A person can also try to manage constipation at home by:

  • increasing their level of physical activity
  • practicing bowel training techniques, such as attempting to pass stools at the same time every day or after meals
  • switching out medications or supplements that could be responsible, with a doctor’s advice
  • speaking to a pharmacist about over-the-counter (OTC) laxatives, possibly including:
    • fiber supplements
    • osmotic agents
    • stool softeners
    • lubricants
    • stimulants

Stimulant laxatives are usually only suitable in severe cases or after attempting other treatments.

A doctor may prescribe one of several prescription medications if lifestyle adjustments or OTC medications are not successful. These medications may include:

  • lubiprostone, which increases fluid in the digestive tract
  • linaclotide, which helps people with IBS have more regular bowel movements
  • prucalopride, which stimulates the colon to move stool

Learn more about home remedies for constipation.

It is important to contact a doctor if an individual notices the following symptoms alongside constipation:

If a person has a family history of colorectal cancer or their constipation does not improve with home treatment, it may be best to consult a healthcare professional.

A doctor can determine the cause of constipation and advise on a suitable treatment plan.

Here are some frequently asked questions about chocolate and constipation.

Does chocolate affect your bowel movements?

Chocolate may affect bowel movements in people who cannot tolerate milk, sugar, or caffeine well. For example, the caffeine content in chocolate may increase how much acid the gut produces in people with IBS and contribute to diarrhea, according to a 2017 review.

However, there is little connecting chocolate to constipation specifically.

What foods cause the most constipation?

According to the National Institute on Aging, the foods most likely to cause constipation are:

  • fatty meats
  • dairy products
  • eggs
  • processed foods

What foods should people avoid for constipation?

The cause of constipation may be different for each person.
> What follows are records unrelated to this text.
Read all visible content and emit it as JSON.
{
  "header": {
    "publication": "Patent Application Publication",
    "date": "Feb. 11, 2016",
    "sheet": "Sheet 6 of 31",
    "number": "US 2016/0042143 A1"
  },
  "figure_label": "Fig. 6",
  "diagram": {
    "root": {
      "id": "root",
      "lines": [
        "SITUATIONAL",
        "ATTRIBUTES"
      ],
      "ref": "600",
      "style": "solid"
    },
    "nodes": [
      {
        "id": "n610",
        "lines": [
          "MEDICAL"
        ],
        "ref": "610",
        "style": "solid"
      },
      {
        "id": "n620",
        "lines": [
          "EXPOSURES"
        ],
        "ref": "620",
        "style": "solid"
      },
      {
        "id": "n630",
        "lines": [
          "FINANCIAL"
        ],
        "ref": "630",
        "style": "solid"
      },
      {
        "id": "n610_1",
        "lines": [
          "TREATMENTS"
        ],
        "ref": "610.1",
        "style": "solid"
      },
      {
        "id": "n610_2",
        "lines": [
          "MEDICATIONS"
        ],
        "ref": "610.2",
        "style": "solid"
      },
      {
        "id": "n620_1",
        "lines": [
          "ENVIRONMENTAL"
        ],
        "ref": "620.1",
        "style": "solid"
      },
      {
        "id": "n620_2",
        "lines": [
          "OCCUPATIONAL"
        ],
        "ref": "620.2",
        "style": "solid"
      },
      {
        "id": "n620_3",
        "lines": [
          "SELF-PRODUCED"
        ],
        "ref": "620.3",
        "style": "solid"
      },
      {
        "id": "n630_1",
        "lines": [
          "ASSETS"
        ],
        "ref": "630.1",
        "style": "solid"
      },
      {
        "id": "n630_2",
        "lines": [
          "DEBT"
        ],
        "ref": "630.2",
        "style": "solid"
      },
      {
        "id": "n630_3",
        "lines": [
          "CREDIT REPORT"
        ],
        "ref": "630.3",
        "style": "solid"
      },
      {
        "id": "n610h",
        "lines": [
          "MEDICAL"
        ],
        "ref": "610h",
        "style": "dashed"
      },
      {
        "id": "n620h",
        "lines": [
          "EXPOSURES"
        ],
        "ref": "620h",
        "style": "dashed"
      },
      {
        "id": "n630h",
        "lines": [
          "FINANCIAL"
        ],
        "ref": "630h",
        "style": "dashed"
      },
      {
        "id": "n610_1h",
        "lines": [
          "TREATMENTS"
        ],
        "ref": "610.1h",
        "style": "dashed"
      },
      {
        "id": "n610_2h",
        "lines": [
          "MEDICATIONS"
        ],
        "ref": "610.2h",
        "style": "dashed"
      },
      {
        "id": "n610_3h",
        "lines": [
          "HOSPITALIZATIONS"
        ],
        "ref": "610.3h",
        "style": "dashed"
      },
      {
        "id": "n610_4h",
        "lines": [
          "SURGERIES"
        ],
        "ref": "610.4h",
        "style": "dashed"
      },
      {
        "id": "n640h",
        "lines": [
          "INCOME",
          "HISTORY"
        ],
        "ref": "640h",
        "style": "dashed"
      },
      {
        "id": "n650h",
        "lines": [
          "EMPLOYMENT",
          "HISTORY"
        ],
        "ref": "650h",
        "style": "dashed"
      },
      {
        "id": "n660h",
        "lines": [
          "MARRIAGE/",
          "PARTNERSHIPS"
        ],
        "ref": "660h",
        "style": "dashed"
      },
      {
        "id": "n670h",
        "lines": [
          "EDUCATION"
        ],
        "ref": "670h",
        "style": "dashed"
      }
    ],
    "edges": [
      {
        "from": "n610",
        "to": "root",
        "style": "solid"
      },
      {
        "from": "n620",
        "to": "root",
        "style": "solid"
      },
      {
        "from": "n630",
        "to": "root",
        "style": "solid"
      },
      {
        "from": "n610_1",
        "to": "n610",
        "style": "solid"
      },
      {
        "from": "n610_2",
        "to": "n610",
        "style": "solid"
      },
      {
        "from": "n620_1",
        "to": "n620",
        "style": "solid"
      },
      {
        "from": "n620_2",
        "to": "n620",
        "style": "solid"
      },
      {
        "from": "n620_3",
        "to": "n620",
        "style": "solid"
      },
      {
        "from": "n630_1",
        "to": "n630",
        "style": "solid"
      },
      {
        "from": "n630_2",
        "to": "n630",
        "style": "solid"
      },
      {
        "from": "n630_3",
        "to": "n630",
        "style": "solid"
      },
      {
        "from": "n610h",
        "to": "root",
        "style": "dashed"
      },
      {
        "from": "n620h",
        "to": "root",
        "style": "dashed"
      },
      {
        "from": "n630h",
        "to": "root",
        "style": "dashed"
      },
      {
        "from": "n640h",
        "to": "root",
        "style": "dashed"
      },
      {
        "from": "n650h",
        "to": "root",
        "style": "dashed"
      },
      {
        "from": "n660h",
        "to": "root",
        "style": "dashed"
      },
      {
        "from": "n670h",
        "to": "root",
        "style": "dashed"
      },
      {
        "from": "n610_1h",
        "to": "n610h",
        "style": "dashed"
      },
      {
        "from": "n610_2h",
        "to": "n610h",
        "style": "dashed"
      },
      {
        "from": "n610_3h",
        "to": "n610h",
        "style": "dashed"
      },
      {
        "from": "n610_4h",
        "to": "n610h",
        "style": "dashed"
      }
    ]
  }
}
For example, people with IBS may need to avoid chocolate, white bread, and bananas. However, these foods may not cause constipation in everyone.

Processed, fatty foods containing little to no fiber have the closest links to constipation. Examples of foods with little fiber include:

  • chips
  • fast food
  • meat
  • prepared foods, such as some frozen meals and snack foods
  • processed foods, such as hot dogs or some microwavable dinners

If a person believes they are experiencing constipation as a result of their diet, a dietitian can help them identify foods that may be responsible and help them create a suitable eating plan.

Does sugar cause constipation?

A 2022 review found that sustained consumption of sugary foods may have links to an increased risk of constipation. However, the results did not imply that sugar would trigger constipation after a small serving.

Is dark chocolate good for constipation?

Some components of chocolate have shown positive effects on constipation in children. For example, an older 2006 study found that the cocoa husks discarded during chocolate production helped children with chronic constipation pass stools.

Chocolate does not have any confirmed link with constipation. However, some of its ingredients, such as milk and sugar, can trigger bowel changes and constipation symptoms in some people.

More commonly, certain foods, underlying health problems such as IBS, and a sedentary lifestyle can cause constipation.

People may be able to manage constipation by drinking plenty of water and eating enough fiber. OTC remedies such as laxatives are also available. It is best for a person to contact a doctor if constipation symptoms persist or are severe.